Timothy Field Beard
Noted genealogist Timothy Field Beard of Roxbury, CT, died on February 13, 2015. He was 84 years old.
Mr. Beard was born in Great Barrington, MA, on December 19, 1930, to Mr. and Mrs. Stuart-Menteth Beard II (Natalie S. Turner). He grew up in Sheffield, MA, where his family at one time owned and operated the Sheffield Inn. He attended Indian Mountain School in Lakeville, CT, and Berkshire School in Sheffield.
Mr. Beard was named after his great-great-great-grandfather Timothy Field, a 1799 Yale graduate. In an anecdote from a 2010 story appearing in The Register Citizen of Torrington, CT, he said that Mr. Field was married to a Miss Wealthy Bishop before leaving Connecticut at the recommendation of his former theology teacher, Yale president Timothy Dwight, to head a new church in Canandaigua, NY— noting the genealogical humor in a Wealthy Bishop marrying a poor Congregational minister. Mr. Beard’s interest in history and genealogy seemingly ran in the family: he was the great-great-grandnephew of David Dudley Field, who compiled the first history of Berkshire County.
After graduating from Williams College in 1953 with a bachelor of arts degree in history, Mr. Beard returned home to help run the Sheffield Inn. After his mother’s death, he lived in England, where he also ran an inn, and New York City, where he earned a master’s degree in library science from Columbia University. He married Annette Knowles Huddleston of Clanton, AL, on September 12, 1963, at New York City’s Christ Church, United Methodist.
A Korean War veteran who served during his enlistment as a supply officer at the Bordeaux-Merignac Air Force Base, Mr. Beard was a longtime employee of the genealogical department of the New York Public Library, working there for 21 years after his graduation from Columbia. Later in life, he was the director of the Minor Memorial Library in Roxbury.

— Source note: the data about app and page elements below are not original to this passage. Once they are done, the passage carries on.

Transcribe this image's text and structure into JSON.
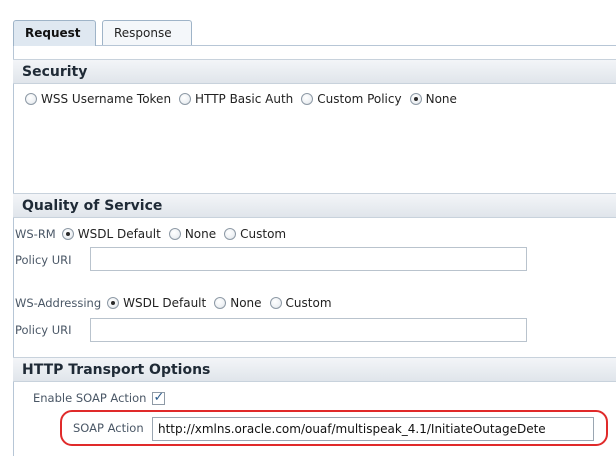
{
  "tabs": [
    {
      "label": "Request",
      "active": true
    },
    {
      "label": "Response",
      "active": false
    }
  ],
  "security": {
    "title": "Security",
    "options": [
      {
        "label": "WSS Username Token",
        "selected": false
      },
      {
        "label": "HTTP Basic Auth",
        "selected": false
      },
      {
        "label": "Custom Policy",
        "selected": false
      },
      {
        "label": "None",
        "selected": true
      }
    ]
  },
  "qos": {
    "title": "Quality of Service",
    "wsrm": {
      "label": "WS-RM",
      "options": [
        {
          "label": "WSDL Default",
          "selected": true
        },
        {
          "label": "None",
          "selected": false
        },
        {
          "label": "Custom",
          "selected": false
        }
      ],
      "policy_label": "Policy URI",
      "policy_value": ""
    },
    "wsaddressing": {
      "label": "WS-Addressing",
      "options": [
        {
          "label": "WSDL Default",
          "selected": true
        },
        {
          "label": "None",
          "selected": false
        },
        {
          "label": "Custom",
          "selected": false
        }
      ],
      "policy_label": "Policy URI",
      "policy_value": ""
    }
  },
  "http": {
    "title": "HTTP Transport Options",
    "enable_soap_label": "Enable SOAP Action",
    "enable_soap_checked": true,
    "soap_action_label": "SOAP Action",
    "soap_action_value": "http://xmlns.oracle.com/ouaf/multispeak_4.1/InitiateOutageDete"
  },
  "colors": {
    "highlight": "#e02a2a",
    "section_header": "#e0e5eb",
    "checkmark": "#2f5d8c"
  }
}
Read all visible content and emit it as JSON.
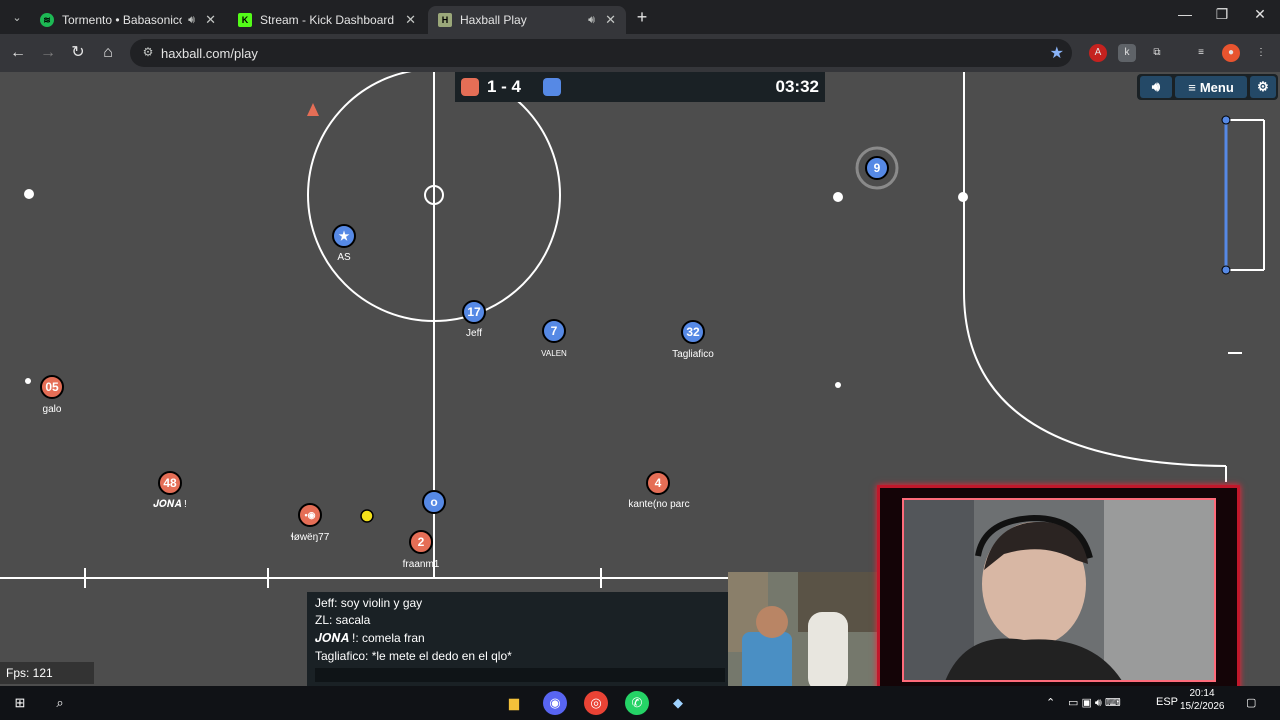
{
  "browser": {
    "tabs": [
      {
        "title": "Tormento • Babasonicos",
        "favicon": "spotify-icon",
        "color": "#1db954"
      },
      {
        "title": "Stream - Kick Dashboard",
        "favicon": "kick-icon",
        "color": "#53fc18"
      },
      {
        "title": "Haxball Play",
        "favicon": "haxball-icon",
        "color": "#9ba87a"
      }
    ],
    "url": "haxball.com/play"
  },
  "scoreboard": {
    "score": "1 - 4",
    "time": "03:32",
    "red_color": "#e56e56",
    "blue_color": "#5689e5"
  },
  "menu": {
    "label": "Menu"
  },
  "players": [
    {
      "number": "★",
      "name": "AS",
      "team": "blue"
    },
    {
      "number": "17",
      "name": "Jeff",
      "team": "blue"
    },
    {
      "number": "7",
      "name": "VALEN",
      "team": "blue"
    },
    {
      "number": "32",
      "name": "Tagliafico",
      "team": "blue"
    },
    {
      "number": "9",
      "name": "",
      "team": "blue"
    },
    {
      "number": "o",
      "name": "",
      "team": "blue"
    },
    {
      "number": "05",
      "name": "galo",
      "team": "red"
    },
    {
      "number": "48",
      "name": "𝑱𝑶𝑵𝑨 !",
      "team": "red"
    },
    {
      "number": "•◉",
      "name": "ɬøwëŋ77",
      "team": "red"
    },
    {
      "number": "2",
      "name": "fraanm1",
      "team": "red"
    },
    {
      "number": "4",
      "name": "kante(no parc",
      "team": "red"
    }
  ],
  "chat": [
    "Jeff: soy violin y gay",
    "ZL: sacala",
    "𝑱𝑶𝑵𝑨 !: comela fran",
    "Tagliafico: *le mete el dedo en el qlo*"
  ],
  "fps": "Fps: 121",
  "taskbar": {
    "lang": "ESP",
    "time": "20:14",
    "date": "15/2/2026"
  }
}
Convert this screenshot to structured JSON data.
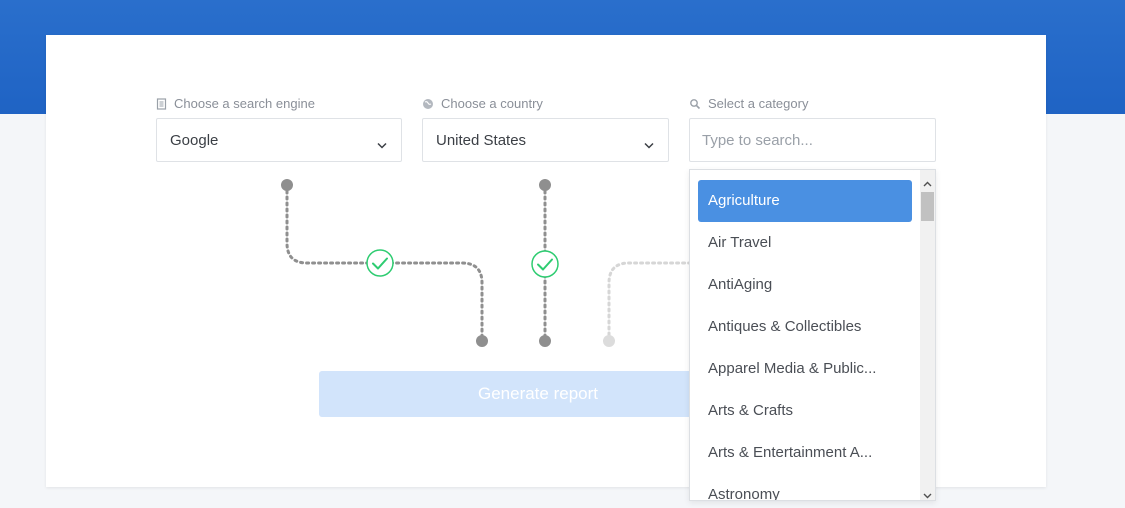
{
  "fields": {
    "engine": {
      "label": "Choose a search engine",
      "value": "Google"
    },
    "country": {
      "label": "Choose a country",
      "value": "United States"
    },
    "category": {
      "label": "Select a category",
      "placeholder": "Type to search..."
    }
  },
  "generate_button": {
    "label": "Generate report"
  },
  "dropdown": {
    "options": [
      "Agriculture",
      "Air Travel",
      "AntiAging",
      "Antiques & Collectibles",
      "Apparel Media & Public...",
      "Arts & Crafts",
      "Arts & Entertainment A...",
      "Astronomy"
    ],
    "selected": "Agriculture"
  },
  "colors": {
    "header_blue": "#2a6fcc",
    "check_green": "#2ecc71",
    "selected_option": "#4a90e2",
    "button_disabled": "#d2e4fb"
  },
  "icons": {
    "engine": "document-icon",
    "country": "globe-icon",
    "category": "magnifier-icon",
    "steps_complete": "checkmark-icon"
  }
}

Best known for his critically acclaimed book, How to Find Your Family Roots, published in 1977 by McGraw Hill, Mr. Beard was elected in 1997 as one of 50 fellows of the American Society of Genealogists, an organization which honors the finest genealogical researchers in the country. A lifetime honor, the fellowship is granted to only 50 researchers at a time. “Since early childhood, he has been absorbed with the histories of both his extended families and those of others, tracing some of them to seemingly impossible lengths back to the days of Charlemagne, the monumental 8th-century Frankish king who founded the Holy Roman Empire,” Kathryn Boughton wrote in The Register Citizen profile of Mr. Beard.
Mr. Beard was involved with numerous genealogical organizations, as a member of the General Society of Colonial Wars, the Hereditary Order of Descendants of Colonial Governors, the Order of Descendants of Colonial Cavaliers, and the Society of the Cincinnati of Maryland. He served as president of the Order of Colonial Lords of Manors in America, registrar and past commander of the Order of the Indian Wars of the United States, past registrar general of the Sons of the Revolution, and past president of the Order of the Crown of Charlemagne.
He was predeceased by his wife in January of 1995.